▸ **Required work**
Check every line of the entries for the string "wrapper" and return the ones that contain it.

START Records supplied

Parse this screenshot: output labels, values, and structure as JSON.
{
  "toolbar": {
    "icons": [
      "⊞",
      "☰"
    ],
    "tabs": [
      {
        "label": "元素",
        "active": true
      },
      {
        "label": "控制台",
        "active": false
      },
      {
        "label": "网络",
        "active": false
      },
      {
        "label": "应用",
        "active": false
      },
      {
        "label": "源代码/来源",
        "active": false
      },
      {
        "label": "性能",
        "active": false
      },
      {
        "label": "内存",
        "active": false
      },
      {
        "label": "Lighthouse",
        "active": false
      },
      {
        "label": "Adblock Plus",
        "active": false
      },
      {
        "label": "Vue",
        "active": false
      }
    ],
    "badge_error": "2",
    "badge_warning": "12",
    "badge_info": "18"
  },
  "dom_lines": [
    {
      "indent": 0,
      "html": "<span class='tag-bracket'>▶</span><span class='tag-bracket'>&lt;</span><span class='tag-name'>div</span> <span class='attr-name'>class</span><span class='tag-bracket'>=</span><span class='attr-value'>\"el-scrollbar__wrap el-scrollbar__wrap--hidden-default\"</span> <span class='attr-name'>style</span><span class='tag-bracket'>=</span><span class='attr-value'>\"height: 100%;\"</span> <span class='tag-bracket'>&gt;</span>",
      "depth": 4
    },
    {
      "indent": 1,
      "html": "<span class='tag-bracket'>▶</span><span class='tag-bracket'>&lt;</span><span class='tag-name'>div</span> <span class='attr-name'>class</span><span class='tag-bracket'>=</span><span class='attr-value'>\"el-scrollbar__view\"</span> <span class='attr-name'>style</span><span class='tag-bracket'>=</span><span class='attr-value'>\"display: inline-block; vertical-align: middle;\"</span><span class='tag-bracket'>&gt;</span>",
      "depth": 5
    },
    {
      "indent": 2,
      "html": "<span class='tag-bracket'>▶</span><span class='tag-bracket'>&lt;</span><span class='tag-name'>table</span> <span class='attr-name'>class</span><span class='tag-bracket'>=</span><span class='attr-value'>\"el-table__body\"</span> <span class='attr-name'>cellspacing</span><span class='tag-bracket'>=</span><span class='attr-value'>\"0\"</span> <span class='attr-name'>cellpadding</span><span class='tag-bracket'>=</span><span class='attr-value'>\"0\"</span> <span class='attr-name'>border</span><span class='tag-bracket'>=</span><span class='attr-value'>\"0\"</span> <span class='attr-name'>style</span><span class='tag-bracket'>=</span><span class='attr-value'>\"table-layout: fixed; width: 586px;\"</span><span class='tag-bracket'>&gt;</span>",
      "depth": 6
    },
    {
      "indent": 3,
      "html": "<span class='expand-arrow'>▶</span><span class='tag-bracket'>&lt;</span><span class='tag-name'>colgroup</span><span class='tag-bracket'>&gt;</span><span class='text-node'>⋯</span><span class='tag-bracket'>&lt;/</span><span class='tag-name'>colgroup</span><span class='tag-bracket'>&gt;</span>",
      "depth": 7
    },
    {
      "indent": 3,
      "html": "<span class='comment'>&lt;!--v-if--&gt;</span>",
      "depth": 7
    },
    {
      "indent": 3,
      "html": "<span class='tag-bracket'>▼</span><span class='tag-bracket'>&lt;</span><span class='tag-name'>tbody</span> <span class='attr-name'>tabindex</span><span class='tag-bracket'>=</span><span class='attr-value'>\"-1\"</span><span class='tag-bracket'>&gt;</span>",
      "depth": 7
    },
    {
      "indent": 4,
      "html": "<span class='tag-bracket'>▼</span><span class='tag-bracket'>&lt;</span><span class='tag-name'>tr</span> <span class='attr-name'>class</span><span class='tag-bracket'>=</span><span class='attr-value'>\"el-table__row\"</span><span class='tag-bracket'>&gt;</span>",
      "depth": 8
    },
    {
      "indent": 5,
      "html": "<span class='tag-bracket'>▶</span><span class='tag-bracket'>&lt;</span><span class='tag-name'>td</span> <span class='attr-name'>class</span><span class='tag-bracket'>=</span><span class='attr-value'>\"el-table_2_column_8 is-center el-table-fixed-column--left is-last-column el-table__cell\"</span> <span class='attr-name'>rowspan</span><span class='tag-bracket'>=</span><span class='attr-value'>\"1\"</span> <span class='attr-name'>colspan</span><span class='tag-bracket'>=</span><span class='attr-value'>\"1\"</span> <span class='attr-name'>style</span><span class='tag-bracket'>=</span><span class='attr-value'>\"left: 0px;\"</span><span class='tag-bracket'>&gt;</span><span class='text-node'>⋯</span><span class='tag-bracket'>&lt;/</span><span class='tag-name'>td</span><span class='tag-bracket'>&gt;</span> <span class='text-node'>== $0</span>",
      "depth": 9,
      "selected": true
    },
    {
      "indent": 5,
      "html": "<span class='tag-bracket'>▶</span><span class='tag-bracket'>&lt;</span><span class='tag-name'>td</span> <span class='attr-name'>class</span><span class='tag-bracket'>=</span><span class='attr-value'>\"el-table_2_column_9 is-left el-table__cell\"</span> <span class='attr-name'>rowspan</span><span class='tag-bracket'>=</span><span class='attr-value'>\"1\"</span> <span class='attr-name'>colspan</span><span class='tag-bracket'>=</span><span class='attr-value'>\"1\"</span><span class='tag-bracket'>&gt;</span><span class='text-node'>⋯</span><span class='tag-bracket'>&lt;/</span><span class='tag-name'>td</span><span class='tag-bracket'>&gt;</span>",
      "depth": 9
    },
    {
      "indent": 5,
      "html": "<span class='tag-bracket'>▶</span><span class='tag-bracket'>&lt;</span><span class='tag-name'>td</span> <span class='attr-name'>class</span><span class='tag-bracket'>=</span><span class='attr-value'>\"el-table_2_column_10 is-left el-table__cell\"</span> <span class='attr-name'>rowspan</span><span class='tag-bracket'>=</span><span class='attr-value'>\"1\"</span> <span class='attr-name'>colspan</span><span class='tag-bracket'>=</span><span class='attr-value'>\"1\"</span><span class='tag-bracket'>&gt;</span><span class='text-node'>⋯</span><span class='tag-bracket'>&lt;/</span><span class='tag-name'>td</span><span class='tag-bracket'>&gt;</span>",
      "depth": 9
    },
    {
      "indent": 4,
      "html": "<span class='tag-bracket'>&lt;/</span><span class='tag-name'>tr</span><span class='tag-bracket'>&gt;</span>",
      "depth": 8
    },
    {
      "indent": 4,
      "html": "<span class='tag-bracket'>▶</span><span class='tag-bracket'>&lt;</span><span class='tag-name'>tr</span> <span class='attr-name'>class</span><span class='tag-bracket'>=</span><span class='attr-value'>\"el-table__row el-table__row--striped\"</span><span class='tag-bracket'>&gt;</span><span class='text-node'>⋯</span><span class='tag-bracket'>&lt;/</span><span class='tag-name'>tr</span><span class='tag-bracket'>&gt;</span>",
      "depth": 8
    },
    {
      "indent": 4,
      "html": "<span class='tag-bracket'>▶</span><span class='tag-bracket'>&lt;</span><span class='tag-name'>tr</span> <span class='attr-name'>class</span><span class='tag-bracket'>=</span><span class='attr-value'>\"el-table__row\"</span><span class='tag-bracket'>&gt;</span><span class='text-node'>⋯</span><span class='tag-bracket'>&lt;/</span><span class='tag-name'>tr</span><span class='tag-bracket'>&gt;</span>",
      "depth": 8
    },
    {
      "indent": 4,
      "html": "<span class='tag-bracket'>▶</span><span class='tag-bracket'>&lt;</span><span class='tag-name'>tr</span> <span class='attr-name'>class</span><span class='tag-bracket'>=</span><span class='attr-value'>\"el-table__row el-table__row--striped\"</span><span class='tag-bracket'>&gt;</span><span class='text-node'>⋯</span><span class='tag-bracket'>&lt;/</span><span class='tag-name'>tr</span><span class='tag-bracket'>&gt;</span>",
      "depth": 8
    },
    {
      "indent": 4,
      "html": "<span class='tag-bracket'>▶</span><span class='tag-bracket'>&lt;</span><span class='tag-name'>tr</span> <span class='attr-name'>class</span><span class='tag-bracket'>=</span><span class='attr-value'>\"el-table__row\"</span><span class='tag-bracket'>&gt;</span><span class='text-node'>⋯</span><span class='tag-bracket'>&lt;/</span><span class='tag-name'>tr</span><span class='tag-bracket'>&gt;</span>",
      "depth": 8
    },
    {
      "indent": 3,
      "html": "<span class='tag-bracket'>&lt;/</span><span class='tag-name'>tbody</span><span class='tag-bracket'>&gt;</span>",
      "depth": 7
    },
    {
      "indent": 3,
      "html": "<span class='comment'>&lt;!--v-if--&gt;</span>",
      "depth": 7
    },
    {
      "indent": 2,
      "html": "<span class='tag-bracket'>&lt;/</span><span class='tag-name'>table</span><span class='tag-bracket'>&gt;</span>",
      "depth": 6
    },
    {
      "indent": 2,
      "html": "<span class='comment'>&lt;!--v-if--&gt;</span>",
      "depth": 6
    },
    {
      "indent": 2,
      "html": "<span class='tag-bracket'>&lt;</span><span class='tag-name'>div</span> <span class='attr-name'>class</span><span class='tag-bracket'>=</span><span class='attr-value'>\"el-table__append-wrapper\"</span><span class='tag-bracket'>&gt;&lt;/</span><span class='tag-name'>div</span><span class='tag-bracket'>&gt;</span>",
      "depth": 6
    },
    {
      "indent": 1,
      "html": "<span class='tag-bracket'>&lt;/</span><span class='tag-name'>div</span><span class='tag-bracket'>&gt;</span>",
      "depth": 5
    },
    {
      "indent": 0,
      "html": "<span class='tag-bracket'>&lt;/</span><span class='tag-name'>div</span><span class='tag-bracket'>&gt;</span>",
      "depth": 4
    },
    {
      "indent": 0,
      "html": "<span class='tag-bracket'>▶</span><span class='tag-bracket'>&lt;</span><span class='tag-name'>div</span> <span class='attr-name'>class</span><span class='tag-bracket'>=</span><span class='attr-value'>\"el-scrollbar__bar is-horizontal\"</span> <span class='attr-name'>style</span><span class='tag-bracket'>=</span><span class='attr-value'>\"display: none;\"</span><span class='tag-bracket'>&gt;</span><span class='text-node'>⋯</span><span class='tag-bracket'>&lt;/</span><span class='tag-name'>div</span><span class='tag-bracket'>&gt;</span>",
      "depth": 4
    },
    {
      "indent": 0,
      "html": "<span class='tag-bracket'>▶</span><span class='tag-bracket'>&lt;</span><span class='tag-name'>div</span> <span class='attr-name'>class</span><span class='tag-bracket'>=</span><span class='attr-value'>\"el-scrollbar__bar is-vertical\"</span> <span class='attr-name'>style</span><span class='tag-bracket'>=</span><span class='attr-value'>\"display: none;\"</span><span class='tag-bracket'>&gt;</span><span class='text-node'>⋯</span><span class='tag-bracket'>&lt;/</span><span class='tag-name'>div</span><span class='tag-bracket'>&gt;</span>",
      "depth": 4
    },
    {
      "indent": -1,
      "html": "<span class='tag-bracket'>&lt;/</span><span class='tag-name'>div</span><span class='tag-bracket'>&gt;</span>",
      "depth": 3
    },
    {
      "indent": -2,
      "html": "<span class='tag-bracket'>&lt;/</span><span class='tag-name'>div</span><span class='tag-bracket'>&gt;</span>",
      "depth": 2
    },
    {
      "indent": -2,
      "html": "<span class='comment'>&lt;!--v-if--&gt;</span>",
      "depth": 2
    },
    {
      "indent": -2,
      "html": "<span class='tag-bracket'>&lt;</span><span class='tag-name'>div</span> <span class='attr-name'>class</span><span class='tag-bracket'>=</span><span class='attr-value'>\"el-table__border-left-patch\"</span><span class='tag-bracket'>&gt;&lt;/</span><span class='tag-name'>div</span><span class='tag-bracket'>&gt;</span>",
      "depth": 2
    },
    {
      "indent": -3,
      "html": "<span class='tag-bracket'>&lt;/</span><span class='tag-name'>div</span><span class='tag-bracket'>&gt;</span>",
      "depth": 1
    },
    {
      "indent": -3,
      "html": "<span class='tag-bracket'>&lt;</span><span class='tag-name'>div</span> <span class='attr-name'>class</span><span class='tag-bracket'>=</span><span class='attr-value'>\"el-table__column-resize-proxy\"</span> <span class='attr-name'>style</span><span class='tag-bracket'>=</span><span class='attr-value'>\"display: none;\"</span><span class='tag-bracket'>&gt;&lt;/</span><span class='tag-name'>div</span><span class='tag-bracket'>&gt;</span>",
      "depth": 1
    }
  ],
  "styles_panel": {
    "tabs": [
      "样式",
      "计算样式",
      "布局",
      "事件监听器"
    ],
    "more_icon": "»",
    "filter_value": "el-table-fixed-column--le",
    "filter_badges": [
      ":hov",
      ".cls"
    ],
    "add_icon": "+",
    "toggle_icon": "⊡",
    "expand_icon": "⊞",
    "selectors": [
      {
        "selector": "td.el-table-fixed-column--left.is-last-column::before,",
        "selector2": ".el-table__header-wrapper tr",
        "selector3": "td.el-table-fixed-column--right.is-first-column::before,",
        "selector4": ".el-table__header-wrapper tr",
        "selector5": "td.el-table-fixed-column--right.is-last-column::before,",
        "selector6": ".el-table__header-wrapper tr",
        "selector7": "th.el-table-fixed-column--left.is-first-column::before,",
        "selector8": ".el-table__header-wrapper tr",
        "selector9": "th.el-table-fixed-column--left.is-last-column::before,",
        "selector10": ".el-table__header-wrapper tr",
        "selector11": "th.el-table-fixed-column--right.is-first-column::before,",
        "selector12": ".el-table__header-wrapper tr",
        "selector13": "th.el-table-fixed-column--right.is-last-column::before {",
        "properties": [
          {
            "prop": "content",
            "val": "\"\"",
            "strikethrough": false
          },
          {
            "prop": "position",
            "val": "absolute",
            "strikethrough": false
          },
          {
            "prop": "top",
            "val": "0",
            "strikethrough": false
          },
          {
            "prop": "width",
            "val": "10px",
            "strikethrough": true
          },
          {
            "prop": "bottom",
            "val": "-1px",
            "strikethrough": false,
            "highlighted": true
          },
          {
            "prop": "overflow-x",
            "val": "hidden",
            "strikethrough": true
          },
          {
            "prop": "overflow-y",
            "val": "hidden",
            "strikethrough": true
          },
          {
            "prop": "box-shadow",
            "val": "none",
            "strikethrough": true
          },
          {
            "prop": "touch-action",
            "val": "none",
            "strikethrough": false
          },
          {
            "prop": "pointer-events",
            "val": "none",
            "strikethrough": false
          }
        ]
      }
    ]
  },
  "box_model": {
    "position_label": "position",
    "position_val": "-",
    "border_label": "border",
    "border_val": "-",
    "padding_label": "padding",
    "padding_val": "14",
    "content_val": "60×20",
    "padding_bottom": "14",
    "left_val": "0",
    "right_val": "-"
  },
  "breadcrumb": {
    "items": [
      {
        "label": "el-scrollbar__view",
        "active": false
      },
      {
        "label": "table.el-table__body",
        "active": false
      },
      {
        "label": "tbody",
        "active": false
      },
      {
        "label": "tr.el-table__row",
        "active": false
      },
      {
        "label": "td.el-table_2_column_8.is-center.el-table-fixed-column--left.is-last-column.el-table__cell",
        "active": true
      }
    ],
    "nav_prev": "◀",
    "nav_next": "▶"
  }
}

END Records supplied

▸ **Exercise solution**
      "html": "<span class='tag-bracket'>&lt;</span><span class='tag-name'>div</span> <span class='attr-name'>class</span><span class='tag-bracket'>=</span><span class='attr-value'>\"el-table__append-wrapper\"</span><span class='tag-bracket'>&gt;&lt;/</span><span class='tag-name'>div</span><span class='tag-bracket'>&gt;</span>",
        "selector2": ".el-table__header-wrapper tr",
        "selector4": ".el-table__header-wrapper tr",
        "selector6": ".el-table__header-wrapper tr",
        "selector8": ".el-table__header-wrapper tr",
        "selector10": ".el-table__header-wrapper tr",
        "selector12": ".el-table__header-wrapper tr",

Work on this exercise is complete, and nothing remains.